“Every day I’m getting more and more comfortable and feeling good and understanding my role and understanding what I need to do for preparation every single day. It’s all coming together, man. I feel like the past couple of weeks, I’ve been good and having good at-bats. I’m trying to keep it rolling.”

Never Give Up

Jake Hager has a message for everyone who has a dream but keeps hitting roadblocks. “Never give up. It was my dream to be a big leaguer. And I believed in myself that I could do it. I knew I could do it. People kept telling me I could do it, kept telling me I’m a big leaguer but just needed someone to give me the opportunity. And I just didn’t give up.

“I gotta thank my agent for getting me contracts. And thank you to the Brewers, the Mets, and the Mariners for giving me the opportunity. I work hard every day and put in the work in every day. And I knew I could be up here, and I thank everyone, especially the Diamondbacks, for giving me the opportunity.”

The overall message applies to baseball or to any other area of life that involves turning a dream into a goal and working hard to achieve it.

“Never give up. If you believe you can make it, don’t give up. I have guys that are still trying to play and make it, and I applaud them for it. Just don’t give up. Don’t give up. It’s a hard game. And all you need is the opportunity.”

Main Photo Credits:

PHOENIX, Jun 26 — Arizona Diamondbacks infielder Jake Hager takes infield drills with Geraldo Perdomo in the background prior to the Diamondbacks’ game against the Detroit Tigers at Chase Field. (Photo by Evan Thompson)

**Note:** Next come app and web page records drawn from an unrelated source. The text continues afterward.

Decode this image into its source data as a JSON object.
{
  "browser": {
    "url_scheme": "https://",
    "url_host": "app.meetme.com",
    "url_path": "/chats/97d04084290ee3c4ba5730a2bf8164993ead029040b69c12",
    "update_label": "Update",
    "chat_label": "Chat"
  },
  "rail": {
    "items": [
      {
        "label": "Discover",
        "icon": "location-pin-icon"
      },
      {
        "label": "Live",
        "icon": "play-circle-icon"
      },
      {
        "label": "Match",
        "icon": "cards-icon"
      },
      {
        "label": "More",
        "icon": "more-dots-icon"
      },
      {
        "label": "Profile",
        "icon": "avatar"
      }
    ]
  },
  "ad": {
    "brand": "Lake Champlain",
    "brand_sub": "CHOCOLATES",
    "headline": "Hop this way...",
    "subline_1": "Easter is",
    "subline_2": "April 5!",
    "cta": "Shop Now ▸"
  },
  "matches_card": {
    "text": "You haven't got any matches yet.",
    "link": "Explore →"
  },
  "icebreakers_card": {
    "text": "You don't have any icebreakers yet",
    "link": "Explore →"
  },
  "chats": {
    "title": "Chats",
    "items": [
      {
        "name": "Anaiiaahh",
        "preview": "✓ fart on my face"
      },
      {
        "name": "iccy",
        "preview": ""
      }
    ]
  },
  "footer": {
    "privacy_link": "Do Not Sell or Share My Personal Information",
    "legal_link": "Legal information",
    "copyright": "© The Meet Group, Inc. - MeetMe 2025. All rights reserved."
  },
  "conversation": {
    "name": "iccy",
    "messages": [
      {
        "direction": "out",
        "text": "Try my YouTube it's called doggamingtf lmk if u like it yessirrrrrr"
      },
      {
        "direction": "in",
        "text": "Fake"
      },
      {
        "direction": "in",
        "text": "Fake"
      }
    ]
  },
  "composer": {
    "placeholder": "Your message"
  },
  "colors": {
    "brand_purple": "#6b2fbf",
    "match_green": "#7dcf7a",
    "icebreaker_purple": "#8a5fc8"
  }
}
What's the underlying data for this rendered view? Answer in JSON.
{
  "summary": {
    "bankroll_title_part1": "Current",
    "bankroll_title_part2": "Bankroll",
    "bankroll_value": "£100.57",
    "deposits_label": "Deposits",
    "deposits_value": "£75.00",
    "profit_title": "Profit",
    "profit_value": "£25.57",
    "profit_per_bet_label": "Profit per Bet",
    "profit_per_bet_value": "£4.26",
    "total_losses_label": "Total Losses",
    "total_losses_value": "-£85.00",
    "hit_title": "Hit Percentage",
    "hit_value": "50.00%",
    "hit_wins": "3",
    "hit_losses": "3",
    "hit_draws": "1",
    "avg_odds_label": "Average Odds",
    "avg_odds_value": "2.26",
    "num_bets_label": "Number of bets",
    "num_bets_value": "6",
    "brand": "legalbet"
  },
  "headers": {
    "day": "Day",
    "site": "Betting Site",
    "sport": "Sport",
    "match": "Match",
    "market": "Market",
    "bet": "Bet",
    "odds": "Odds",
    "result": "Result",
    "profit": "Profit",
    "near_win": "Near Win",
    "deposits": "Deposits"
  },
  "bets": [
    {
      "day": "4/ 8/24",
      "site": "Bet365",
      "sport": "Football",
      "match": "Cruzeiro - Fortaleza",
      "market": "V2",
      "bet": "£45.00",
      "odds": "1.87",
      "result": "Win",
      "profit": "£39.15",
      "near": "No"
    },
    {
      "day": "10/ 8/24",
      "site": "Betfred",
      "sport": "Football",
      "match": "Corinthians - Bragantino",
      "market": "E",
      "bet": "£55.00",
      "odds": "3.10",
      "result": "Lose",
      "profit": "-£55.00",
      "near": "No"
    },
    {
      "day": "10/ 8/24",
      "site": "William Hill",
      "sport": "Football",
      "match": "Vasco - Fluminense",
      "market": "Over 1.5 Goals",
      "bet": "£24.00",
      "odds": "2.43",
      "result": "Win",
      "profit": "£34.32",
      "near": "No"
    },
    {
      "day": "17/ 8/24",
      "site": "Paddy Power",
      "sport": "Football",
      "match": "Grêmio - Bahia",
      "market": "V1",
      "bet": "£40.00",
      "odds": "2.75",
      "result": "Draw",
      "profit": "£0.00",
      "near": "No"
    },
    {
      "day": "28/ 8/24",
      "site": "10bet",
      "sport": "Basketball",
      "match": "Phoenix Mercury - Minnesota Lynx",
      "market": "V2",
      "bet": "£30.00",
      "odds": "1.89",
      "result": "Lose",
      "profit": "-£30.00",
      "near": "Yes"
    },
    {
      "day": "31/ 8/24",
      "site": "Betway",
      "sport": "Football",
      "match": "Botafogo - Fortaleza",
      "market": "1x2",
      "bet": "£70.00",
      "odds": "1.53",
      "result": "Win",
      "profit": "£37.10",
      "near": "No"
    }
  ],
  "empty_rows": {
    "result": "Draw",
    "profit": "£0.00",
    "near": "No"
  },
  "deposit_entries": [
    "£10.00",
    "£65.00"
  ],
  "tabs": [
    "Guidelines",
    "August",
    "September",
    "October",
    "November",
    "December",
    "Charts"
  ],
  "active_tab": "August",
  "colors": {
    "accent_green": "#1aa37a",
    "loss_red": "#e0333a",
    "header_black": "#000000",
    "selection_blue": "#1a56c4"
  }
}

Players/managers/coaches mentioned:

Bryce Harper, Erick Fedde, Jake Hager, Brett Phillips, Adam Cimber, Kole Calhoun, Torey Lovullo, Cooper Hummel, Pavin Smith, Christian Walker, Tony Perezchica, Josh Rojas, Joe Mantiply, Jose Herrera, Carson Kelly, Geraldo Perdomo, Daulton Varsho, Alek Thomas, Buddy Kennedy, Ketel Marte, David Peralta, Joe Mather